As mentioned above, the device simulates readonly functions of a hard disk, and is capable of performing I/O in PIO and UDMA data transfer modes. The user would be able to define and create custom load profiles ranging from 1 to 2^48 sectors. For future technology considerations, the sector size can also be selected, available size options being 256, 512, 1024, 2048, 4096, 8192, 16384, 32768 bytes.
Embodiments of the device in accordance with the teachings of the invention may also include a programmable interface to:
Simulate read errors in order to verify functionality of hard disk acquisition applications and disk duplication. The device could simulate I/O status (and data output) consistent with ANSI ATA specifications. Sector read error types (with and without data) should be selectable to ensure capability to test response by host imaging applications.
Simulate features such as Host Protected Area (HPA) to assist in verifying functionality of hard disk acquisition applications and disk duplication.
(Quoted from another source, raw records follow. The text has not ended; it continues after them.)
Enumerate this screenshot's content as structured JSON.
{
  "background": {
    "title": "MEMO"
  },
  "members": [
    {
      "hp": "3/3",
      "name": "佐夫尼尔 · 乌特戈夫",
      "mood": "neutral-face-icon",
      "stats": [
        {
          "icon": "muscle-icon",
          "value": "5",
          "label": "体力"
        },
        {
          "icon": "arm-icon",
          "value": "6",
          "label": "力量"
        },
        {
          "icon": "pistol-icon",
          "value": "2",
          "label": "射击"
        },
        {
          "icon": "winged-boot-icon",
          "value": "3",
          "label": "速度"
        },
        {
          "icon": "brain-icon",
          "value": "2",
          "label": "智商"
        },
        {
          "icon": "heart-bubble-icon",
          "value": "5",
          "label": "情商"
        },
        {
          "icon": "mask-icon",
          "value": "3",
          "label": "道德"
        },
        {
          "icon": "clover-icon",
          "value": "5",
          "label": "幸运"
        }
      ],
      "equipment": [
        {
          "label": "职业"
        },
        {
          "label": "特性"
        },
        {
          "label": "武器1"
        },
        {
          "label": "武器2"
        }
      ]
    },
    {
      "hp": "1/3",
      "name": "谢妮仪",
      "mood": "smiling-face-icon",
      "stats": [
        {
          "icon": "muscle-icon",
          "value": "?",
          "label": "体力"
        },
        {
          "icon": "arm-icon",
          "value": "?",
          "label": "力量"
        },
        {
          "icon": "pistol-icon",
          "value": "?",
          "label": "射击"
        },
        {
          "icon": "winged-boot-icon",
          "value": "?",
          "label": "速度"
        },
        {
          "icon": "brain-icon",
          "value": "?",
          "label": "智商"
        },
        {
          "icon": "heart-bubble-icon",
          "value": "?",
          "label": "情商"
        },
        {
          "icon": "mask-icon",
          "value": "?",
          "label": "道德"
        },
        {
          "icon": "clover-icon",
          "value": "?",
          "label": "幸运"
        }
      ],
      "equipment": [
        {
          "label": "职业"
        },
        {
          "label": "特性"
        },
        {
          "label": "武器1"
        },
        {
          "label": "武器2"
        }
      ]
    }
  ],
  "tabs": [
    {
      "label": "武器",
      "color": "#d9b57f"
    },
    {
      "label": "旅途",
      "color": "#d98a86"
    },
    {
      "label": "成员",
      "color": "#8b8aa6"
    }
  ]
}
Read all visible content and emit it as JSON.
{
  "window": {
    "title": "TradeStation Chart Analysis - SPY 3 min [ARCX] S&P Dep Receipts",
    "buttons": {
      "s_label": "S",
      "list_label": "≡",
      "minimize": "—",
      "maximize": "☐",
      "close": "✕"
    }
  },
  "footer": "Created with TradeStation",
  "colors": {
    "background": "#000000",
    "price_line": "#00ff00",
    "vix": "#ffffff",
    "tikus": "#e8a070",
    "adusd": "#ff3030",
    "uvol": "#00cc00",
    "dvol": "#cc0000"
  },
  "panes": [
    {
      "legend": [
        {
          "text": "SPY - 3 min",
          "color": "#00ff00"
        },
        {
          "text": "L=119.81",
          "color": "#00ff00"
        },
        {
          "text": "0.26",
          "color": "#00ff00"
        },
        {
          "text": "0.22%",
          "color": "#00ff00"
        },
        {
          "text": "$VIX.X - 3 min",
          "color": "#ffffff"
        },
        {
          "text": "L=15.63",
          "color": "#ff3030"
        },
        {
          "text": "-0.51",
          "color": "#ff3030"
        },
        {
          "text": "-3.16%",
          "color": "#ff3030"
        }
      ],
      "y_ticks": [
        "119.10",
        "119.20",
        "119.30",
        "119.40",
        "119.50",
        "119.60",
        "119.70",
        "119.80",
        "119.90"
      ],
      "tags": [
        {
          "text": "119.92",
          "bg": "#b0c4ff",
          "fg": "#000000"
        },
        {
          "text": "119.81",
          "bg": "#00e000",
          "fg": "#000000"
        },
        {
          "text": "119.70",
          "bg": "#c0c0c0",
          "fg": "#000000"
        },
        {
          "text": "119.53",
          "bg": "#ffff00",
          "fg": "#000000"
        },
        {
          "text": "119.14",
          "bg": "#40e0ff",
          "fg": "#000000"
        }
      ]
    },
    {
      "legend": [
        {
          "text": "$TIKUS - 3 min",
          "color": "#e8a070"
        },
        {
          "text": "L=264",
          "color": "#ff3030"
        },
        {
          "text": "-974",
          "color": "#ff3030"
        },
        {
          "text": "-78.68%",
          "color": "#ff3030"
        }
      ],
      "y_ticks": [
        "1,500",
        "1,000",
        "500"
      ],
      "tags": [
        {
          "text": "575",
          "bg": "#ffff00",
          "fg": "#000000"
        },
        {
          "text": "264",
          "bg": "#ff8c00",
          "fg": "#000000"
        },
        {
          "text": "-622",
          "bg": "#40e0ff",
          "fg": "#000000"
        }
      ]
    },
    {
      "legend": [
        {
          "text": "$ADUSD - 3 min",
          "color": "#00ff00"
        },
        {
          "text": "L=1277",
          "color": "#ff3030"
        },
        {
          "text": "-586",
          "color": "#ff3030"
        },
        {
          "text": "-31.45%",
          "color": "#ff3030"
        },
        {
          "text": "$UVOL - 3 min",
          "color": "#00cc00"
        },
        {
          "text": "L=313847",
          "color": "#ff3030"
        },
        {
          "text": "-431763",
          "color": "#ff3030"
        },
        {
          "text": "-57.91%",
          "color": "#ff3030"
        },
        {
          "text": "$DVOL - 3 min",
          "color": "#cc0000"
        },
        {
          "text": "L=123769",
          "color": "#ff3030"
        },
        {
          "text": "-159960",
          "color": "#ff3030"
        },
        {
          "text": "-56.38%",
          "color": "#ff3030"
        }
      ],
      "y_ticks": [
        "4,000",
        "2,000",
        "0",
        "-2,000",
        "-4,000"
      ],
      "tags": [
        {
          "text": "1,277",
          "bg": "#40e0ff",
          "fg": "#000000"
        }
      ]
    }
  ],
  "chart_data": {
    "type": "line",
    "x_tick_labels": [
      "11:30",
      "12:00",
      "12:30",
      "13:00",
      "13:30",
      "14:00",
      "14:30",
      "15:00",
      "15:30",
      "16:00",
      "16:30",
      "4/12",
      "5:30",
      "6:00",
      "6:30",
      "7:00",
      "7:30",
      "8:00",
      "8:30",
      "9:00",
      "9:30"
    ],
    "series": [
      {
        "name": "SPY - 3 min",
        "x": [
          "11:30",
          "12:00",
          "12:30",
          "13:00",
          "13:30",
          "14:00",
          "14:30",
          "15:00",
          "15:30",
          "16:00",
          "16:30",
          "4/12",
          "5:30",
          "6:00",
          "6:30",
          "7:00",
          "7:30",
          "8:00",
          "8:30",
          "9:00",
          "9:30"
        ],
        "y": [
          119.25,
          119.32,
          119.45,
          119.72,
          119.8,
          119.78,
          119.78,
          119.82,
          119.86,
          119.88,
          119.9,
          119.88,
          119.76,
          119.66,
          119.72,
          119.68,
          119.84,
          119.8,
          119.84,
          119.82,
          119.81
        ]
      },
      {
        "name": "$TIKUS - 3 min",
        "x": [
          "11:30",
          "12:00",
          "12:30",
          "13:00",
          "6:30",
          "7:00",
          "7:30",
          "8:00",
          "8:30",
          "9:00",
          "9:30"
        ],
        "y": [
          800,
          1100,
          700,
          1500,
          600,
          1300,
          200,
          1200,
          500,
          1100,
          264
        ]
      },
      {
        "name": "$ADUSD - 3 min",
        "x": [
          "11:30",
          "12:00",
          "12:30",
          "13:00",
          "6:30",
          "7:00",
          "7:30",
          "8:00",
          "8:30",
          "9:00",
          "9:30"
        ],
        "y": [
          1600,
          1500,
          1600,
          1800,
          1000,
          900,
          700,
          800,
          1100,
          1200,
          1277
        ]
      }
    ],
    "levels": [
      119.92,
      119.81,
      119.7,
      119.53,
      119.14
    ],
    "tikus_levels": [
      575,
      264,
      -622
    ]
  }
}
The HPA would be assigned at creation time, and, the MD5/SHAx hash values up to the HPA and the entire load size would be maintained.
Be programmed to alert the user when the host equipment issues a command (received by the device) that would normally alter data.
In one embodiment, the device includes a set of switches/LED or other indicators or console which provides/sets the following information:
In one embodiment, the device can serve as a write blocker tester by lighting up an LED when a non readonly ATA command is received. For example, writes, non volatile settings, etc.
In additional embodiments, the device may graphically display progress such as data transfer rates (sectors transferred, maximum load, elapsed time and remaining time) and/or incorporate a received command store where the sequence of ATA commands received from a host system can be buffered for later viewing (debugging).
In other embodiments, the invention could also be used in a research role in a laboratory, where hardware and software can be validate for use in hard disk acquisition evaluations. This embodiment could include disk read error simulation to verify the functions performance characteristics of h/w and s/w under error or exceptional circumstances. The device could simulate HPA and OFFSET functions that conceals a portion of the hard disk in order to evaluate equipment response to these conditions. For extended use in a laboratory environment for equipment validation, the device could retain an additional 24 load profiles to a total of 32 load profiles. Load profiles are user managed where the user would be able to delete and create custom load profile. The user would be able to create and delete load profiles.
Numerous modifications may be made without departing from the spirit and scope of the invention as defined in the appended claims.